While I am first writing I will leave notes saying ‘this needs expanding’ or ‘research this’ or else highlight something in yellow which also means I have to do research. I love doing research. There is nothing more exciting than finding a little nugget that probably the reader may not notice in the writing, but you will know it is there as you know it adds depth.
Research takes many forms: the immersive where you experience what you are researching. I did that with Flight where I worked with a horse whisperer. Primary research such as documents, media, books etc from the period can be enlightening. Secondary research, again books, documentaries, articles etc created about the period. Museums and archives. Visiting the area also could be beneficial for your area. The Internet has obviously made life much easier. However, you do have to make sure your sources are credible. It is easy for research to slip into procrastination and for the story never to be written. It is very easy to get caught up falling down a rabbit hole of research. You need to keep focused on what you need.

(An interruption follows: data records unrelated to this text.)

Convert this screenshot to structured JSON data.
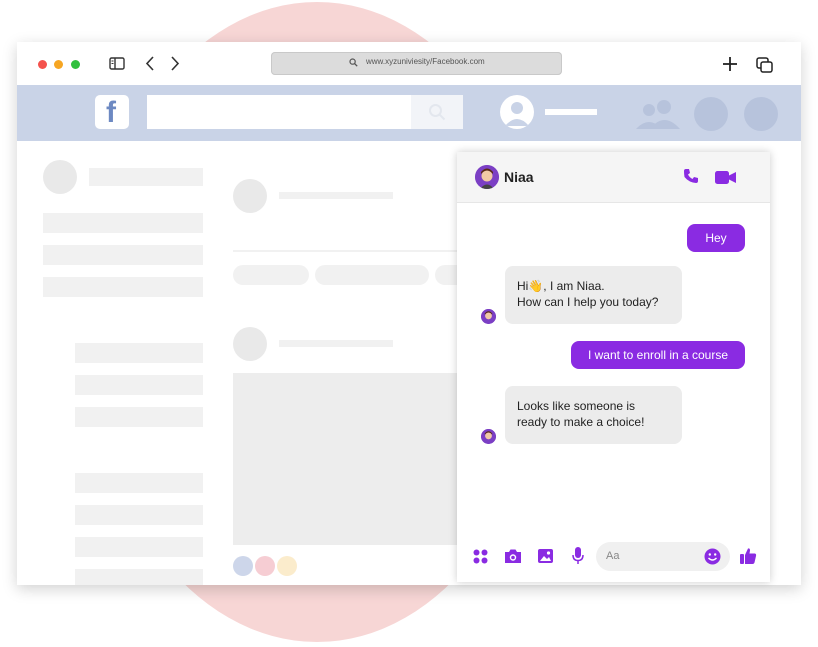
{
  "browser": {
    "url": "www.xyzuniviesity/Facebook.com"
  },
  "chat": {
    "contact_name": "Niaa",
    "messages": {
      "m1": "Hey",
      "m2_line1": "Hi👋, I am Niaa.",
      "m2_line2": "How can I help you today?",
      "m3": "I want to enroll in a course",
      "m4_line1": "Looks like someone is",
      "m4_line2": "ready to make a choice!"
    },
    "input_placeholder": "Aa"
  },
  "colors": {
    "accent": "#8a2be2",
    "fb_bar": "#c9d3e7",
    "background_circle": "#f7d6d5"
  },
  "icons": [
    "sidebar-icon",
    "back-icon",
    "forward-icon",
    "new-tab-icon",
    "tabs-icon",
    "search-icon",
    "phone-icon",
    "video-icon",
    "apps-icon",
    "camera-icon",
    "image-icon",
    "mic-icon",
    "emoji-icon",
    "thumbs-up-icon"
  ]
}
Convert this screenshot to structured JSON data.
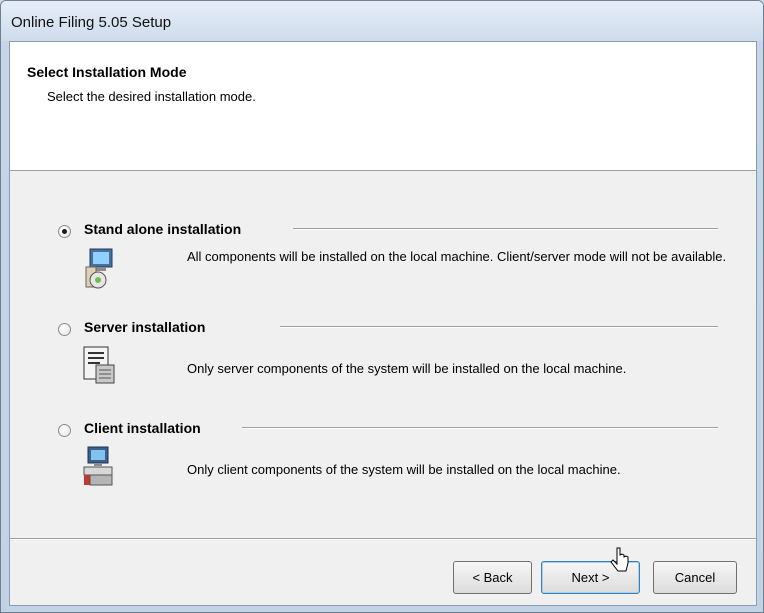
{
  "window": {
    "title": "Online Filing 5.05 Setup"
  },
  "header": {
    "title": "Select Installation Mode",
    "subtitle": "Select the desired installation mode."
  },
  "options": [
    {
      "label": "Stand alone installation",
      "description": "All components will be installed on the local machine. Client/server mode will not be available.",
      "checked": true,
      "icon": "standalone-computer-icon"
    },
    {
      "label": "Server installation",
      "description": "Only server components of the system will be installed on the local machine.",
      "checked": false,
      "icon": "server-document-icon"
    },
    {
      "label": "Client installation",
      "description": "Only client components of the system will be installed on the local machine.",
      "checked": false,
      "icon": "client-computer-icon"
    }
  ],
  "buttons": {
    "back": "< Back",
    "next": "Next >",
    "cancel": "Cancel"
  },
  "colors": {
    "background": "#f0f0f0",
    "header": "#ffffff",
    "focus_border": "#3c7fb1"
  }
}
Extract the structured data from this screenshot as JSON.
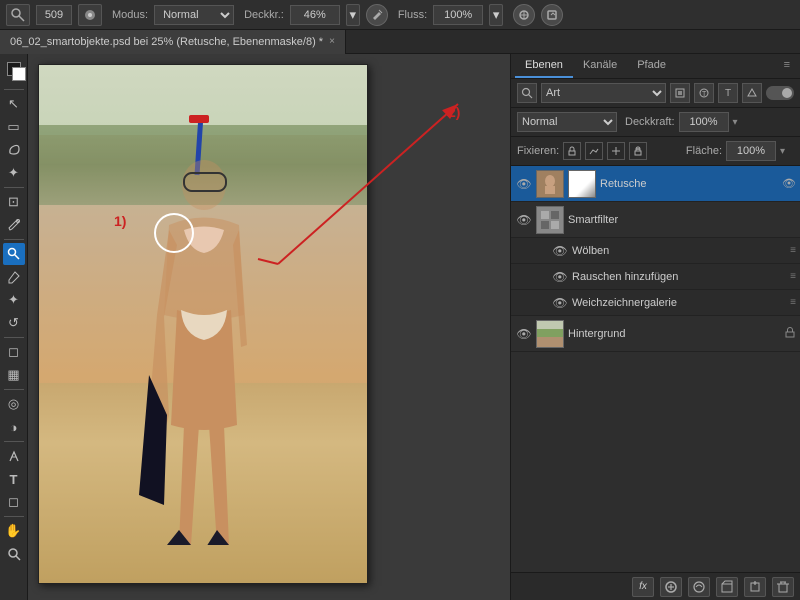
{
  "toolbar": {
    "brush_size": "509",
    "mode_label": "Modus:",
    "mode_value": "Normal",
    "opacity_label": "Deckkr.:",
    "opacity_value": "46%",
    "flow_label": "Fluss:",
    "flow_value": "100%"
  },
  "tab": {
    "title": "06_02_smartobjekte.psd bei 25% (Retusche, Ebenenmaske/8) *",
    "close": "×"
  },
  "annotations": {
    "label1": "1)",
    "label2": "2)"
  },
  "panels": {
    "layers_tab": "Ebenen",
    "channels_tab": "Kanäle",
    "paths_tab": "Pfade",
    "filter_placeholder": "Art",
    "blend_mode": "Normal",
    "opacity_label": "Deckkraft:",
    "opacity_value": "100%",
    "lock_label": "Fixieren:",
    "area_label": "Fläche:",
    "area_value": "100%"
  },
  "layers": [
    {
      "name": "Retusche",
      "visible": true,
      "active": true,
      "has_mask": true,
      "lock": false,
      "type": "layer",
      "children": []
    },
    {
      "name": "Smartfilter",
      "visible": true,
      "active": false,
      "type": "smartfilter",
      "children": [
        {
          "name": "Wölben",
          "visible": true
        },
        {
          "name": "Rauschen hinzufügen",
          "visible": true
        },
        {
          "name": "Weichzeichnergalerie",
          "visible": true
        }
      ]
    },
    {
      "name": "Hintergrund",
      "visible": true,
      "active": false,
      "type": "layer",
      "lock": true
    }
  ],
  "panel_bottom_buttons": [
    "fx",
    "circle",
    "page",
    "trash"
  ],
  "tools": [
    {
      "name": "marquee",
      "icon": "▭"
    },
    {
      "name": "lasso",
      "icon": "⌒"
    },
    {
      "name": "crop",
      "icon": "⊡"
    },
    {
      "name": "eyedropper",
      "icon": "✒"
    },
    {
      "name": "heal",
      "icon": "⊕"
    },
    {
      "name": "brush",
      "icon": "✏"
    },
    {
      "name": "clone",
      "icon": "✦"
    },
    {
      "name": "history",
      "icon": "↺"
    },
    {
      "name": "eraser",
      "icon": "◻"
    },
    {
      "name": "gradient",
      "icon": "▦"
    },
    {
      "name": "blur",
      "icon": "◎"
    },
    {
      "name": "dodge",
      "icon": "◑"
    },
    {
      "name": "pen",
      "icon": "✒"
    },
    {
      "name": "type",
      "icon": "T"
    },
    {
      "name": "shape",
      "icon": "◻"
    },
    {
      "name": "selection",
      "icon": "↖"
    },
    {
      "name": "hand",
      "icon": "✋"
    },
    {
      "name": "zoom",
      "icon": "🔍"
    },
    {
      "name": "color-fg",
      "icon": "■"
    },
    {
      "name": "color-bg",
      "icon": "□"
    }
  ]
}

There is also the risk that you are so proud of your research that you embed every element of it in your story, so it is like walking through treacle as you try to read it, the reader feels overwhelmed with detail. What is important is that your research is there with a light touch in your manuscript. It should inform your writing, not deaden it.
Research can of course be a source of inspiration for your story. This is what happened with both Flight and Safe. With Flight, I was playing around on Google, asking the question ‘What happened to the Spanish Riding School during the Second World War?’ Up popped Operation Cowboy, the true story about how the American Army rescued the Lipizanner mares from Hostau by driving them cowboy-style back through the German lines. The Spanish Riding School had performed in front of General Patton just beforehand. It was through reading about this that a nugget of an idea of a story began to form and became Flight. With Safe, I knew I was using the same characters so it needed to be a similar story yet different. Once again I was doing some research and I came across the idea of the ‘Lost Children’. These were displaced children who had lost both parents and roamed around Europe towards the end of the war and afterwards in packs. They were sometimes called ‘Wolf Children’ because of this. This idea again triggered a nugget of a story that grew into Safe. As you can see research can be useful in all sorts of ways.
Enjoy your research and make sure you get that story written. Historical fiction is so enjoyable to write. Have fun having a go at it. It is so wonderful to create a book where children can walk in the shoes of characters from the past. It opens their eyes and makes them think about not just the issues of the past but also how those issues might apply to the present and even take them into the future. A chance for escapism.